A trainer’s guide to pain: RICE is out. MEAT is gaining ground. And other things you should know. Pain seems simple: Sustain an injury—like an ankle sprain—and signals are sent to the brain, which processes them and sends commands to avoid the source of pain (taking weight off the affected
Four things all trainers should know about clients and brain trauma. Football players aren’t the only ones at risk for concussions. Your active-sports-oriented clients are too—and the injury could have serious consequences if not properly treated. Here, Dr. Theresa Miyashita, PhD, ATC, NASM-CES, PES, program director for athletic training at
83.6: Percent of patients who return to sports participation after ACL reconstruction surgery, according to a review of studies. More than half (50.7%) of patients returned to pre-injury activity levels.
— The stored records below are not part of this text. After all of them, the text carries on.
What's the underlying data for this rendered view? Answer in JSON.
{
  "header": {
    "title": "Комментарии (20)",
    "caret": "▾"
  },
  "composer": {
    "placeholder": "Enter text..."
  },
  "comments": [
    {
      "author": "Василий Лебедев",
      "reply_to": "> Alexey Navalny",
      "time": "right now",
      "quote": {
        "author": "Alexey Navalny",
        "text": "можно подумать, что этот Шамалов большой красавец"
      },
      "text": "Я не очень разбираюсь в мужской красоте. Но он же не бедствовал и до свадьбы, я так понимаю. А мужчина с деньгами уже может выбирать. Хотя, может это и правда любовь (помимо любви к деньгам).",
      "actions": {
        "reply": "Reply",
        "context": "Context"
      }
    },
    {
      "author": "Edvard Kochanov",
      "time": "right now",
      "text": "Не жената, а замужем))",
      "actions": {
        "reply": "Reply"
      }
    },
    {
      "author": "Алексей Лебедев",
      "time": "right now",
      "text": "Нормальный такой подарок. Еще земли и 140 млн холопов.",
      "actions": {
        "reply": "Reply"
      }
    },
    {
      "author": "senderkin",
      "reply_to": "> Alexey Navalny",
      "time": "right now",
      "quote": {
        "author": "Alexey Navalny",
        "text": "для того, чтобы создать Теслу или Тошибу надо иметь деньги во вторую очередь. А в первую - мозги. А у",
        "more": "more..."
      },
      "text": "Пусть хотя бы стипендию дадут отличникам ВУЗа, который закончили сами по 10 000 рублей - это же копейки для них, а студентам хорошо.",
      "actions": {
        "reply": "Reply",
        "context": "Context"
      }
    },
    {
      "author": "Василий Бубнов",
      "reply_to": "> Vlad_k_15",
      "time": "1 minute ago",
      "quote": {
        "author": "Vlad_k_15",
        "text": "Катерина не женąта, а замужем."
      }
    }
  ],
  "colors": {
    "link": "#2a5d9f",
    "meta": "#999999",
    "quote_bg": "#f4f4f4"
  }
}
Source: Washington University School of Medicine/British Journal of Sports Medicine (Oct. 2013) NASM’s The Training Edge, Sept/Oct 2014 More on ACL reconstruction.
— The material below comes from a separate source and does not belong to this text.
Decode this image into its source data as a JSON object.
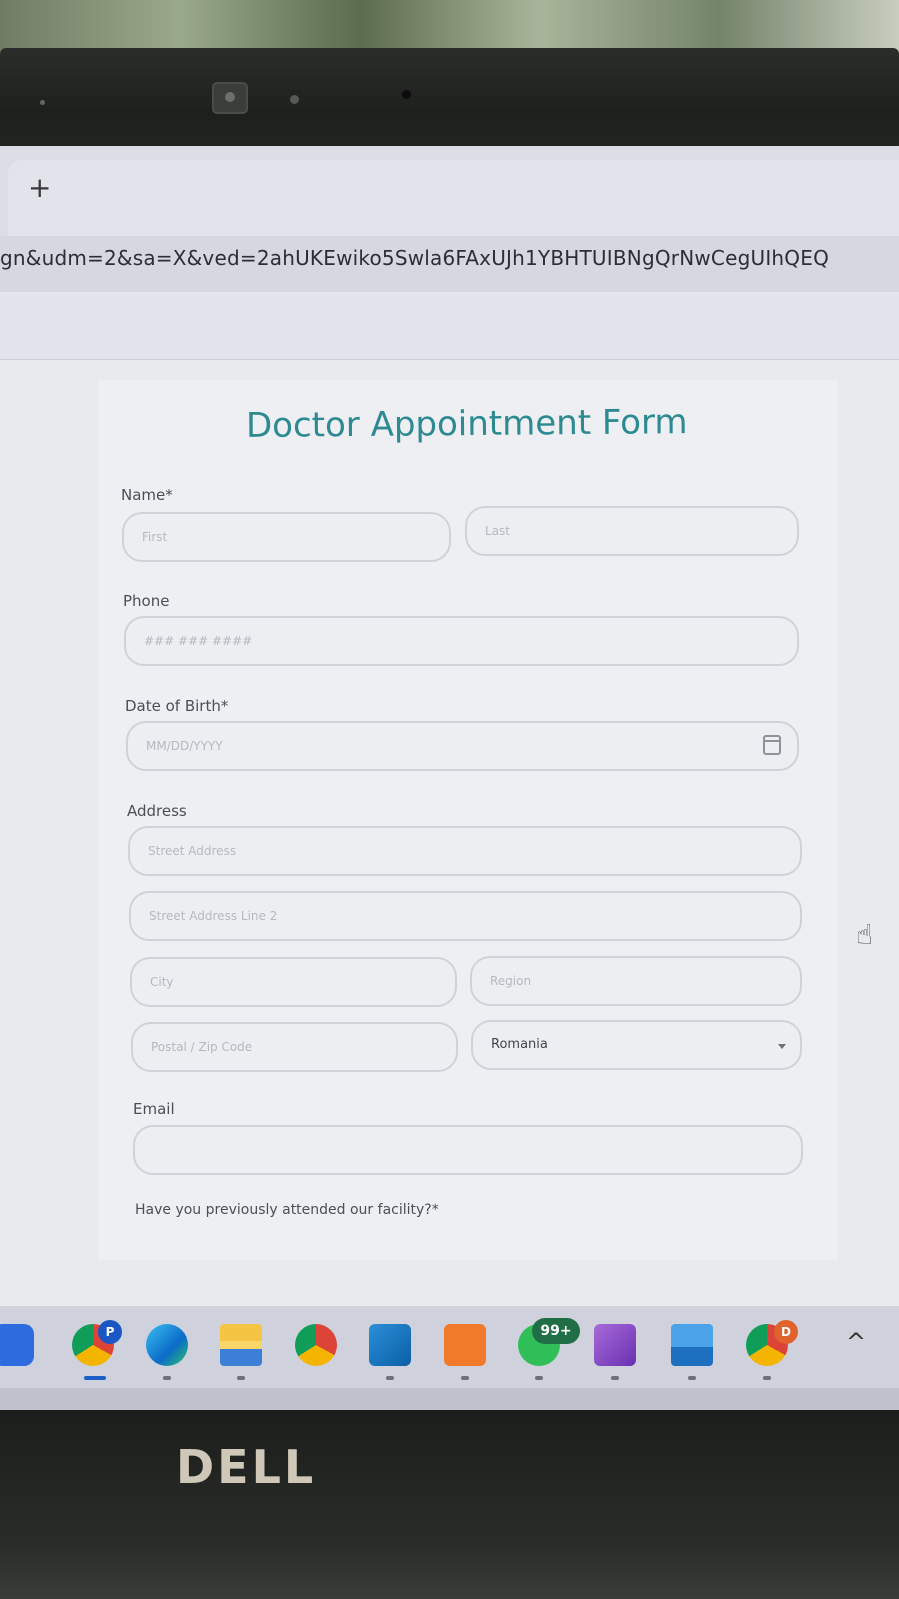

Keeping athletes and clients performing at their peak while also avoiding heat-related illnesses takes preparation and planning. Bodies need time to adapt to the increased physiological demands of training in warm environments. But even with preparation and planning, heat illnesses can and still do occur.
Our shoulders are a part of virtually every movement we make during the course of a day from typing and driving to eating and opening doors. Add in regular workouts and our shoulders are always in motion. It’s no surprise then that shoulders are at a high-risk for injury. In